Padres Landed Dylan Cease Because A.J. Preller Just Couldn't Help Himself

Chicago White Sox Workout
Chicago White Sox Workout / Michael Reaves/GettyImages

The San Diego Padres landed a huge piece on Wednesday, as they traded for Chicago White Sox ace Dylan Cease. San Diego gave up a collection of prospects in exchange for the 28-year-old righty, but managed to hold on to the top of their farm system. In the end, it was a splash for the Friars. The kind of trade A.J. Preller has been known for. Even in an offseason of restraint for the deal-happy general manager, he couldn't help himself. He had to go big at least once.

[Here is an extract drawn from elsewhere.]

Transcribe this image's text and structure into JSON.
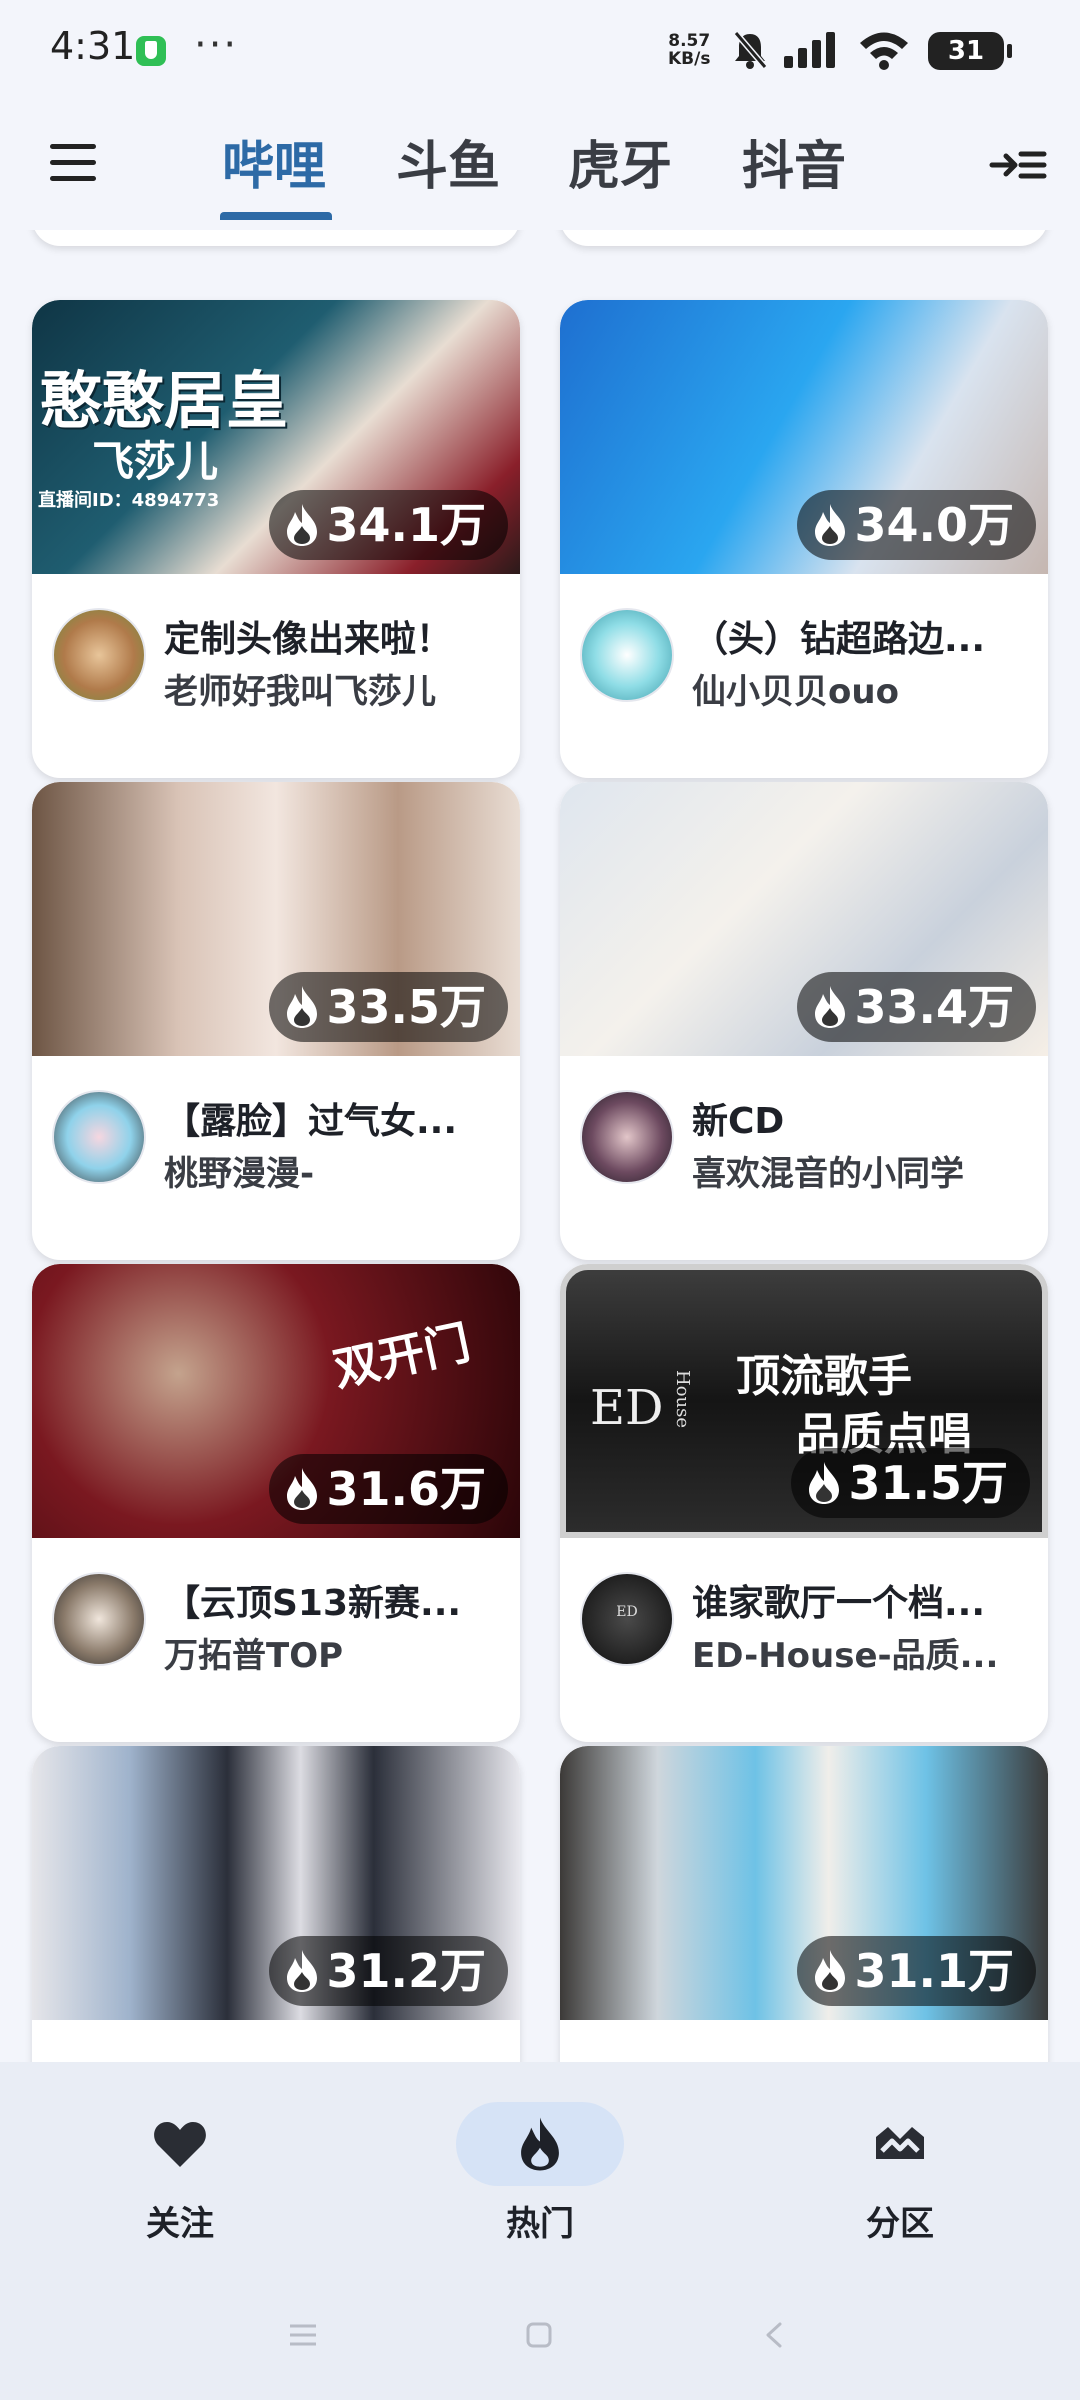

In recent years, Preller has swung blockbuster trades for Blake Snell, Yu Darvish, Joe Musgrove, Juan Soto, Mike Clevinger, Austin Nola and Josh Hader. He has also handed out massive contracts to Manny Machado, Fernando Tatis Jr., Xander Bogaerts, and more. The man loves to make a big move that gets people talking. Wednesday's deal certainly did that.

Cease is an often dominant righty, who is a year removed from an elite season. In 2022 he went 14-8 with a 2.20 ERA, 1.11 WHIP and 227 strikeouts in 184 innings. He struggled in 2023 on an awful White Sox team. His ERA ballooned to 4.58 and his WHIP rose to 1.42, but he did strike out 214 in 177 innings. The Padres are betting that was just a blip, as his stuff didn't really fall off all that much.

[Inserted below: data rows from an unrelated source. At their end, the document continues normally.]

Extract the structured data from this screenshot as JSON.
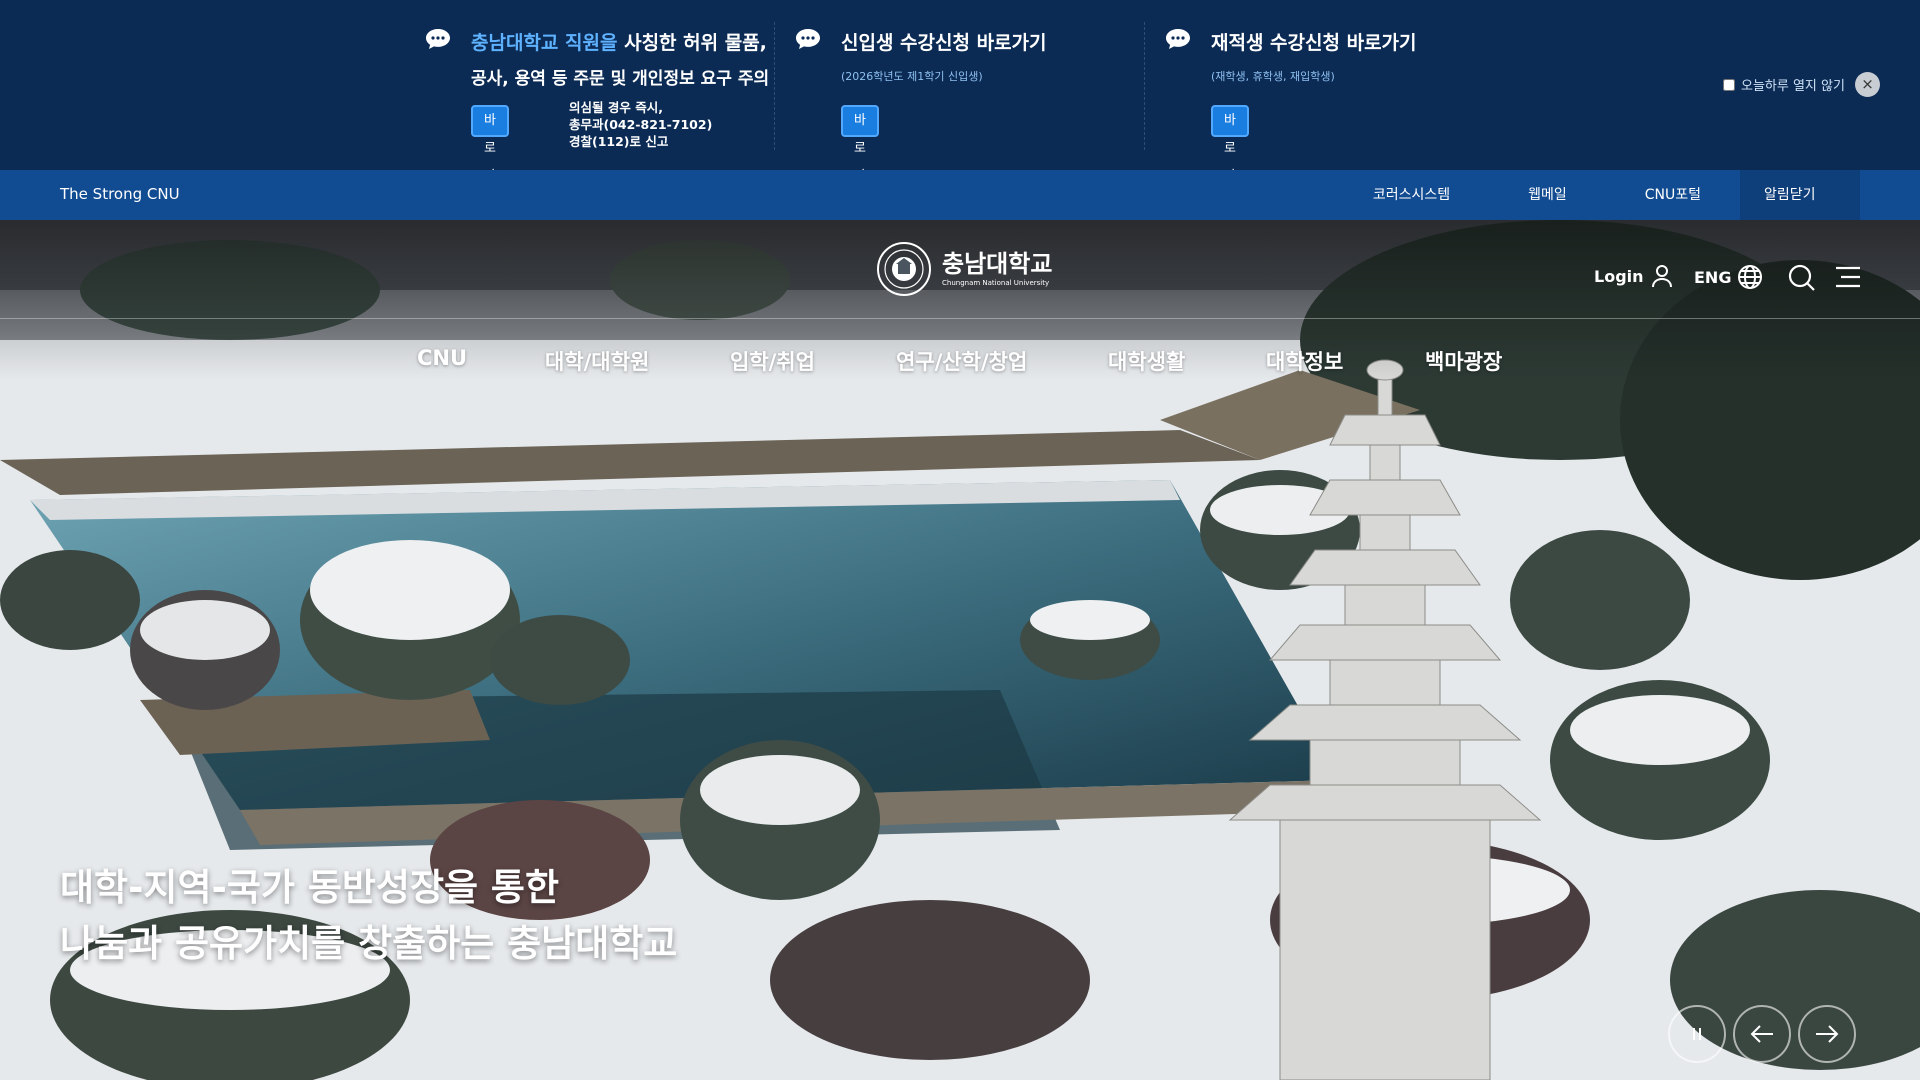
{
  "notices": [
    {
      "title_highlight": "충남대학교 직원을",
      "title_rest": "사칭한 허위 물품,",
      "title_line2": "공사, 용역 등 주문 및 개인정보 요구 주의",
      "button_label": "바로가기",
      "report_lines": [
        "의심될 경우 즉시,",
        "총무과(042-821-7102)",
        "경찰(112)로 신고"
      ]
    },
    {
      "title": "신입생 수강신청 바로가기",
      "subtitle": "(2026학년도 제1학기 신입생)",
      "button_label": "바로가기"
    },
    {
      "title": "재적생 수강신청 바로가기",
      "subtitle": "(재학생, 휴학생, 재입학생)",
      "button_label": "바로가기"
    }
  ],
  "hide_today_label": "오늘하루 열지 않기",
  "close_symbol": "×",
  "util_bar": {
    "slogan": "The Strong CNU",
    "links": [
      "코러스시스템",
      "웹메일",
      "CNU포털"
    ],
    "alert_close": "알림닫기"
  },
  "logo": {
    "name_ko": "충남대학교",
    "name_en": "Chungnam National University"
  },
  "header_actions": {
    "login": "Login",
    "lang": "ENG"
  },
  "gnb": [
    "CNU",
    "대학/대학원",
    "입학/취업",
    "연구/산학/창업",
    "대학생활",
    "대학정보",
    "백마광장"
  ],
  "headline": [
    "대학-지역-국가 동반성장을 통한",
    "나눔과 공유가치를 창출하는 충남대학교"
  ],
  "icons": [
    "chat-icon",
    "user-icon",
    "globe-icon",
    "search-icon",
    "menu-icon",
    "pause-icon",
    "arrow-left-icon",
    "arrow-right-icon"
  ],
  "colors": {
    "notice_bg": "#0b2b55",
    "util_bg": "#114b91",
    "button": "#1a7de0",
    "highlight": "#5fb2ff"
  }
}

In exchange for Cease, the Padres sent the White Sox three prospects and big league reliever Steven Wilson. Righty Drew Thorpe headlines the prospect haul, with righty Jairo Iriarte and outfielder Samuel Zavala also included. According to MLB Pipeline, Thorpe was San Diego's fifth-ranked prospect, Zavala was seventh and Iriarte was eighth. Thorpe is a low-floor starter with an elite changeup, while both Iriarte and Zavala are upside plays with a ton of talent that needs to be molded. It was probably a trade that helps both franchises.

The Padres were missing a top-of-the-rotation arm after NL Cy Young winner Blake Snell departed in the offseason. Cease will make $8 million in 2024 and is under team control for 2025 as well. That's incredibly cheap for a pitcher of Cease's quality. He'll slot into a rotation that includes Joe Musgrove, Yu Darvish and Michael King, with Matt Waldron or Jhony Brito likely to begin the season as the fifth starter. If everyone stays healthy, that's an excellent top four that would be among the best in Major League Baseball.

Preller had been uncharacteristically frugal this offseason. The Padres decided to cut spending to get below the luxury tax threshold after facing steep penalties for spending several years above it. They traded Juan Soto to clear a ton of cash, while receiving four really good arms and a backup catcher. It gave San Diego the kind of organizational pitching depth it hadn't had in years. It was a sensible move with Soto set to hit free agency after the 2024 season.

Preller also decided to hold on to his top prospects this offseason. Catching phenom Ethan Salas, shortstop/outfielder Jackson Merrill, shortstop Leodalis De Vries, and pitchers Robby Snelling and Dylan Lesko represent the organization's future. Preller refused to mortgage that for short-term gains. Other than signing Jurickson Profar to a $1 million deal and adding a few relievers, it seemed the Padres were essentially holding serve. But in typical Preller fashion, he had a blockbuster deal up his sleeve.

Thorpe arrived from the New York Yankees in the Juan Soto trade, so you could essentially look at the Soto and Cease moves as one big deal. Essentially, the Yankees got Soto and Trent Grisham, the White Sox got Thorpe, Zavala, Iriarte and Wilson, and the Padres got Cease, King, Brito, Randy Vasquez and Kyle Higashioka.

It's worth noting: Soto is costing the Yankees $31 million this year, while Cease, King, Brito, Vasquez and Higashioka will cost the Padres $14.82 million combined. That's allocating resources wisely, something Preller hasn't been known for over the years.

Don't get me wrong, the Padres still have holes on their roster and this trade doesn't solve them. They could use another left-handed bat and another starting-caliber outfielder. Merrill is all but certain to open the season in center field, a position he's never played regularly before. He also won't turn 21 until April 19, so he might go through some things this season as he adjusts. The lineup, led by Tatis, Bogaerts and Machado still needs a boost. Adding a free agent outfielder like Michael A. Taylor, Adam Duvall or Tommy Pham seems like a prudent move. But Preller doesn't seem inclined to spend much or give out a multiyear pact to get it done.

We'll see what happens. It's hard to put anything past Preller, who seems addicted to making splashes. This year, he saved his big offseason blockbuster addition until the end of spring training, but maybe we should have always seen it coming.

He just couldn't help himself.